> Problem statement
Your response should consist of every entry, unchanged.

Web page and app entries
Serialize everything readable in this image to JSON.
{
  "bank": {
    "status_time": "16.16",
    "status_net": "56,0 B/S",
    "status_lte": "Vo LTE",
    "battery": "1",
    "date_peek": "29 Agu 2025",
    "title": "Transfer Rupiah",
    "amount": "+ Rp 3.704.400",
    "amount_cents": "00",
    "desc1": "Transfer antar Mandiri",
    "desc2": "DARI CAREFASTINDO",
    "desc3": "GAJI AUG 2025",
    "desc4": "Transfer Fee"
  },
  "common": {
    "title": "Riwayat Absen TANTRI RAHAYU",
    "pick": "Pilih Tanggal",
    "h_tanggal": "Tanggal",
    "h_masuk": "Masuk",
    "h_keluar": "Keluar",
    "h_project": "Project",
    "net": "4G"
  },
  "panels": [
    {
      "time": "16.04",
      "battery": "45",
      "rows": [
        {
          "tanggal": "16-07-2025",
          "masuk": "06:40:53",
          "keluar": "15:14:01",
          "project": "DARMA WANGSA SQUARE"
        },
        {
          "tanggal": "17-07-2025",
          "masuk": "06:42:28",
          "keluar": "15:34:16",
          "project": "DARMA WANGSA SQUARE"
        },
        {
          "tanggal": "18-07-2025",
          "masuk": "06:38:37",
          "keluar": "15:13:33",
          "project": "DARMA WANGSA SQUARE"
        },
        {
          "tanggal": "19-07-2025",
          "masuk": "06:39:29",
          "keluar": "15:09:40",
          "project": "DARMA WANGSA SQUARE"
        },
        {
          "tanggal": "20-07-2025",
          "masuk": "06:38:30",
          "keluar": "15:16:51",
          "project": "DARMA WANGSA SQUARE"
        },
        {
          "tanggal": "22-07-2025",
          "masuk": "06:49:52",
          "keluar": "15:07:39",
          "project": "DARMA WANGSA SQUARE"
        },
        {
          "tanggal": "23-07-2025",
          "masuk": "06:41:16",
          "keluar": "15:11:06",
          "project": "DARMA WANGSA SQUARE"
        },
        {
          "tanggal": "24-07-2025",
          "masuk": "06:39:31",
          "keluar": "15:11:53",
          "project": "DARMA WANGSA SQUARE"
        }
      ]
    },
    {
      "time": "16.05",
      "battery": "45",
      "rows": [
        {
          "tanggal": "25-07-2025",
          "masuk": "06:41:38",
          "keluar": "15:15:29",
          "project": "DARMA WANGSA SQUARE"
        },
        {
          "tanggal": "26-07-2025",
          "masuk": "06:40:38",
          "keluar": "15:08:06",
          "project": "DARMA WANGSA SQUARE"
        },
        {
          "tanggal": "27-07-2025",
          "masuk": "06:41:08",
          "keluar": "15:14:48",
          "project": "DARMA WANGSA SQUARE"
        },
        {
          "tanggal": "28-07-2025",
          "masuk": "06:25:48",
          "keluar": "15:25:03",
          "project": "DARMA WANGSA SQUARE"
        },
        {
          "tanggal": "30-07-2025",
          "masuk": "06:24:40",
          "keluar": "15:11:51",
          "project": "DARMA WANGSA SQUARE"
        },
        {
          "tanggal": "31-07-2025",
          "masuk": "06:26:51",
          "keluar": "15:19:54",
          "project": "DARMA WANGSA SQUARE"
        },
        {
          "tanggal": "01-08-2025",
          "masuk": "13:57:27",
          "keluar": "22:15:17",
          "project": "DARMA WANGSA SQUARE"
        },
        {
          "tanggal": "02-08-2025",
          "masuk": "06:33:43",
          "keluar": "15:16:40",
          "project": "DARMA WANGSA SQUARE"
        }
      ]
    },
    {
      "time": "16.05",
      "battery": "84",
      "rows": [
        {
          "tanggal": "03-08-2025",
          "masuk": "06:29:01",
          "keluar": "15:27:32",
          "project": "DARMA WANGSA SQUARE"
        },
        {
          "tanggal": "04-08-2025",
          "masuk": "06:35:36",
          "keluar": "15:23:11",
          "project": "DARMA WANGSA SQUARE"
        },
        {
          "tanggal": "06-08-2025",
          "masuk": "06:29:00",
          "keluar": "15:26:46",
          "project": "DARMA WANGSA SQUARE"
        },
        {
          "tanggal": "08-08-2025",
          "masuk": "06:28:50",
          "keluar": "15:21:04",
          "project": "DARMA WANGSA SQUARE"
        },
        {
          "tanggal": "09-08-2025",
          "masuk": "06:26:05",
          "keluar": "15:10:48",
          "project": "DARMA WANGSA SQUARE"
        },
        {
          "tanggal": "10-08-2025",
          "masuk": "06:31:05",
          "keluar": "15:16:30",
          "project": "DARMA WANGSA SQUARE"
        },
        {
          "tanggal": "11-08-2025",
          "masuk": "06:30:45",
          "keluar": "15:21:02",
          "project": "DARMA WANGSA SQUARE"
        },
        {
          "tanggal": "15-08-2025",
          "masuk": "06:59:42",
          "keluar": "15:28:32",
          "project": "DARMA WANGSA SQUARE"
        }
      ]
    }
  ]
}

> Exercise solution
Serialize everything readable in this image to JSON.
{
  "bank": {
    "status_time": "16.16",
    "status_net": "56,0 B/S",
    "status_lte": "Vo LTE",
    "battery": "1",
    "date_peek": "29 Agu 2025",
    "title": "Transfer Rupiah",
    "amount": "+ Rp 3.704.400",
    "amount_cents": "00",
    "desc1": "Transfer antar Mandiri",
    "desc2": "DARI CAREFASTINDO",
    "desc3": "GAJI AUG 2025",
    "desc4": "Transfer Fee"
  },
  "common": {
    "title": "Riwayat Absen TANTRI RAHAYU",
    "pick": "Pilih Tanggal",
    "h_tanggal": "Tanggal",
    "h_masuk": "Masuk",
    "h_keluar": "Keluar",
    "h_project": "Project",
    "net": "4G"
  },
  "panels": [
    {
      "time": "16.04",
      "battery": "45",
      "rows": [
        {
          "tanggal": "16-07-2025",
          "masuk": "06:40:53",
          "keluar": "15:14:01",
          "project": "DARMA WANGSA SQUARE"
        },
        {
          "tanggal": "17-07-2025",
          "masuk": "06:42:28",
          "keluar": "15:34:16",
          "project": "DARMA WANGSA SQUARE"
        },
        {
          "tanggal": "18-07-2025",
          "masuk": "06:38:37",
          "keluar": "15:13:33",
          "project": "DARMA WANGSA SQUARE"
        },
        {
          "tanggal": "19-07-2025",
          "masuk": "06:39:29",
          "keluar": "15:09:40",
          "project": "DARMA WANGSA SQUARE"
        },
        {
          "tanggal": "20-07-2025",
          "masuk": "06:38:30",
          "keluar": "15:16:51",
          "project": "DARMA WANGSA SQUARE"
        },
        {
          "tanggal": "22-07-2025",
          "masuk": "06:49:52",
          "keluar": "15:07:39",
          "project": "DARMA WANGSA SQUARE"
        },
        {
          "tanggal": "23-07-2025",
          "masuk": "06:41:16",
          "keluar": "15:11:06",
          "project": "DARMA WANGSA SQUARE"
        },
        {
          "tanggal": "24-07-2025",
          "masuk": "06:39:31",
          "keluar": "15:11:53",
          "project": "DARMA WANGSA SQUARE"
        }
      ]
    },
    {
      "time": "16.05",
      "battery": "45",
      "rows": [
        {
          "tanggal": "25-07-2025",
          "masuk": "06:41:38",
          "keluar": "15:15:29",
          "project": "DARMA WANGSA SQUARE"
        },
        {
          "tanggal": "26-07-2025",
          "masuk": "06:40:38",
          "keluar": "15:08:06",
          "project": "DARMA WANGSA SQUARE"
        },
        {
          "tanggal": "27-07-2025",
          "masuk": "06:41:08",
          "keluar": "15:14:48",
          "project": "DARMA WANGSA SQUARE"
        },
        {
          "tanggal": "28-07-2025",
          "masuk": "06:25:48",
          "keluar": "15:25:03",
          "project": "DARMA WANGSA SQUARE"
        },
        {
          "tanggal": "30-07-2025",
          "masuk": "06:24:40",
          "keluar": "15:11:51",
          "project": "DARMA WANGSA SQUARE"
        },
        {
          "tanggal": "31-07-2025",
          "masuk": "06:26:51",
          "keluar": "15:19:54",
          "project": "DARMA WANGSA SQUARE"
        },
        {
          "tanggal": "01-08-2025",
          "masuk": "13:57:27",
          "keluar": "22:15:17",
          "project": "DARMA WANGSA SQUARE"
        },
        {
          "tanggal": "02-08-2025",
          "masuk": "06:33:43",
          "keluar": "15:16:40",
          "project": "DARMA WANGSA SQUARE"
        }
      ]
    },
    {
      "time": "16.05",
      "battery": "84",
      "rows": [
        {
          "tanggal": "03-08-2025",
          "masuk": "06:29:01",
          "keluar": "15:27:32",
          "project": "DARMA WANGSA SQUARE"
        },
        {
          "tanggal": "04-08-2025",
          "masuk": "06:35:36",
          "keluar": "15:23:11",
          "project": "DARMA WANGSA SQUARE"
        },
        {
          "tanggal": "06-08-2025",
          "masuk": "06:29:00",
          "keluar": "15:26:46",
          "project": "DARMA WANGSA SQUARE"
        },
        {
          "tanggal": "08-08-2025",
          "masuk": "06:28:50",
          "keluar": "15:21:04",
          "project": "DARMA WANGSA SQUARE"
        },
        {
          "tanggal": "09-08-2025",
          "masuk": "06:26:05",
          "keluar": "15:10:48",
          "project": "DARMA WANGSA SQUARE"
        },
        {
          "tanggal": "10-08-2025",
          "masuk": "06:31:05",
          "keluar": "15:16:30",
          "project": "DARMA WANGSA SQUARE"
        },
        {
          "tanggal": "11-08-2025",
          "masuk": "06:30:45",
          "keluar": "15:21:02",
          "project": "DARMA WANGSA SQUARE"
        },
        {
          "tanggal": "15-08-2025",
          "masuk": "06:59:42",
          "keluar": "15:28:32",
          "project": "DARMA WANGSA SQUARE"
        }
      ]
    }
  ]
}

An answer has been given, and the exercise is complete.